Bennett tried to lower the flames earlier this week, stating on Channel 12 News that the Health Ministry was responsible for handling the medical aspects of the crisis while the Israel Defense Forces was carrying out instructions. But the bad blood continues.
Some of the fronts are incredibly petty. A few days ago, for example, Health Ministry officials found out by chance that the Home Front Command had contacted Google via the Government Press Office in a bid to advance the ranking of the Home Front Command’s own website for terms such as “coronavirus” and “coronavirus and health.” The initiative did not bear fruit.
“Bennett is trying to take control of the event,” a senior Health Ministry official said. “He’s conducting surveys and giving endless instructions against the Health Ministry. This is very aggressive behavior.” The defense establishment is welcome to help, but the nature of the issue is civilian, said the official, adding, “They should first make sure their soldiers don’t contract coronavirus while working in close proximity, as we see them doing repeatedly in photos.”
The Defense Ministry stated in response that Bennett has been pushing to increase the number of tests for several weeks.

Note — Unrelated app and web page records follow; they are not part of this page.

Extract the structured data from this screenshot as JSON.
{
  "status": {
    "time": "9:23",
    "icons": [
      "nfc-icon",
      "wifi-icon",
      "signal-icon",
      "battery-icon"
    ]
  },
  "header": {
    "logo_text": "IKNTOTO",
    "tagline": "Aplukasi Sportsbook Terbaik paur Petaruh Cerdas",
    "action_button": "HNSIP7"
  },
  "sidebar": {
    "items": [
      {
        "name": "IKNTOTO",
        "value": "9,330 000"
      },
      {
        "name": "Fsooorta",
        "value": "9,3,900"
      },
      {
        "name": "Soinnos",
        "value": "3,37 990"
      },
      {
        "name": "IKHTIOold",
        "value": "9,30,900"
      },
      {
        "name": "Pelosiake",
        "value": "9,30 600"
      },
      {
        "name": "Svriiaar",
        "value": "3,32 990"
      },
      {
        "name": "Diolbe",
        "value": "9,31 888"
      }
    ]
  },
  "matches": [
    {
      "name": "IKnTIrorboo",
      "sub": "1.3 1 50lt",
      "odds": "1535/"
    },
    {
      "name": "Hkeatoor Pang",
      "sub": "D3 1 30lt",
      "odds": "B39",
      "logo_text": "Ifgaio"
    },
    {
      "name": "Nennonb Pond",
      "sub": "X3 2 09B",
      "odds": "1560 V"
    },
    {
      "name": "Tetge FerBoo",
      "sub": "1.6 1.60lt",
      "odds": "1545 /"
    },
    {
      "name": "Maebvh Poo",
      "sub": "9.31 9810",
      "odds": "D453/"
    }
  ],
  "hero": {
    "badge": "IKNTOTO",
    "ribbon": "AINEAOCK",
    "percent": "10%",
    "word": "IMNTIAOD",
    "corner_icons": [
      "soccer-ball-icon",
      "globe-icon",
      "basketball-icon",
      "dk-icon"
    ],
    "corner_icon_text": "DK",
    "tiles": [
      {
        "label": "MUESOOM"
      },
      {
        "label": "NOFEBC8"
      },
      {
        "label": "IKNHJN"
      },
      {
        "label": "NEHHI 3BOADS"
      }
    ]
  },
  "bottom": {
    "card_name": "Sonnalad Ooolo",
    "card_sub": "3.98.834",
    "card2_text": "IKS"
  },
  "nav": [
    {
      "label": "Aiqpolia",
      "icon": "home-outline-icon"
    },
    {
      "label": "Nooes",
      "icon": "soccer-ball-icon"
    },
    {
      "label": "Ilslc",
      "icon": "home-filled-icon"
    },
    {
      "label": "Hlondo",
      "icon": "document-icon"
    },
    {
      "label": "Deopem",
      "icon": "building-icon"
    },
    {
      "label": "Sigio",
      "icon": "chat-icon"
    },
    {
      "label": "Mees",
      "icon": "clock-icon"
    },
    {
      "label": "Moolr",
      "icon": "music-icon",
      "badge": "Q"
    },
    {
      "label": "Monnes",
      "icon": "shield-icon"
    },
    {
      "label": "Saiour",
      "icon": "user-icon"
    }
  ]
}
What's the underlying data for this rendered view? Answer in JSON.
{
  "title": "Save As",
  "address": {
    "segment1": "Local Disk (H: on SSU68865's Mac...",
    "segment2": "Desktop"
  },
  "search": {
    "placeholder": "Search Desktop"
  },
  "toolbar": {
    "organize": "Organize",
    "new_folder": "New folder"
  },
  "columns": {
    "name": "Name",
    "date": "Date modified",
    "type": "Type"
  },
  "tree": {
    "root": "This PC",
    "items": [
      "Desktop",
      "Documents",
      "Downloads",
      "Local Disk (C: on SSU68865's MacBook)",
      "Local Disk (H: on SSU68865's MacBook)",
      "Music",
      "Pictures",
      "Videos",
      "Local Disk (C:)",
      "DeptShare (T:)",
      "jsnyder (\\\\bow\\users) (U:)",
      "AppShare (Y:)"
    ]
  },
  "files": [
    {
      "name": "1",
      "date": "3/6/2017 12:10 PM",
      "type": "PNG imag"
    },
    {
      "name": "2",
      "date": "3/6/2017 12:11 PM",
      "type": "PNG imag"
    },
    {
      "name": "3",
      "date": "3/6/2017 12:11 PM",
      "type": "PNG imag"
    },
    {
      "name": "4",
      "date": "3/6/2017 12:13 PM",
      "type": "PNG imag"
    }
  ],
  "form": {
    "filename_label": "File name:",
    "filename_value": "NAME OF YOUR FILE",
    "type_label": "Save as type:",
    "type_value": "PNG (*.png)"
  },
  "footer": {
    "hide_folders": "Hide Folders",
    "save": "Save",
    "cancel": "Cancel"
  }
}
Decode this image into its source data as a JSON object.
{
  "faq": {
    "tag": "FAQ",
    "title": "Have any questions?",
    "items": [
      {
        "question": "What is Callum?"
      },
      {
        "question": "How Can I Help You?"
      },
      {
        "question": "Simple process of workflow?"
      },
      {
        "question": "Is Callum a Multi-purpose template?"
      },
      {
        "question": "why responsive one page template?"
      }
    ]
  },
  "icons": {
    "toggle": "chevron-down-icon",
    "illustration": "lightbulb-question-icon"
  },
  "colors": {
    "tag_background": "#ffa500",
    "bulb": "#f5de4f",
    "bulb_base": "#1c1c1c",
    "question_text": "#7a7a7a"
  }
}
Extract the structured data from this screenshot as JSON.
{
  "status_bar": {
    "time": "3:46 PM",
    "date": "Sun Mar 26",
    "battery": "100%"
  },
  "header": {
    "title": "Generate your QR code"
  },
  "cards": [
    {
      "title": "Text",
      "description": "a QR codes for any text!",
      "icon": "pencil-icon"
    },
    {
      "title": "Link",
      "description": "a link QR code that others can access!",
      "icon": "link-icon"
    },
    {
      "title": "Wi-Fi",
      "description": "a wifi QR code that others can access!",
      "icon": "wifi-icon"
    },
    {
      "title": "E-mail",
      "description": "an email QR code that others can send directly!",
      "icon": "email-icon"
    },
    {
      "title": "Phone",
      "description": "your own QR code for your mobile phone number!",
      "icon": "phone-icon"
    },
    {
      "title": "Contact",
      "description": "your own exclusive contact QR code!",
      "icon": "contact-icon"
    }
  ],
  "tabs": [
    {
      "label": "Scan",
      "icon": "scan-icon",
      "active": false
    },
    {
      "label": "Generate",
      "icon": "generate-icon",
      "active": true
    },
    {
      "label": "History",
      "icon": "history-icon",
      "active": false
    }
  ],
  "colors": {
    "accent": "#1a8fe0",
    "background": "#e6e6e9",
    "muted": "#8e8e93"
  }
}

The IDF stated, “The army, via Home Front Command, is working in complete cooperation with the Health Ministry and is assisting the government ministries and the authorities.”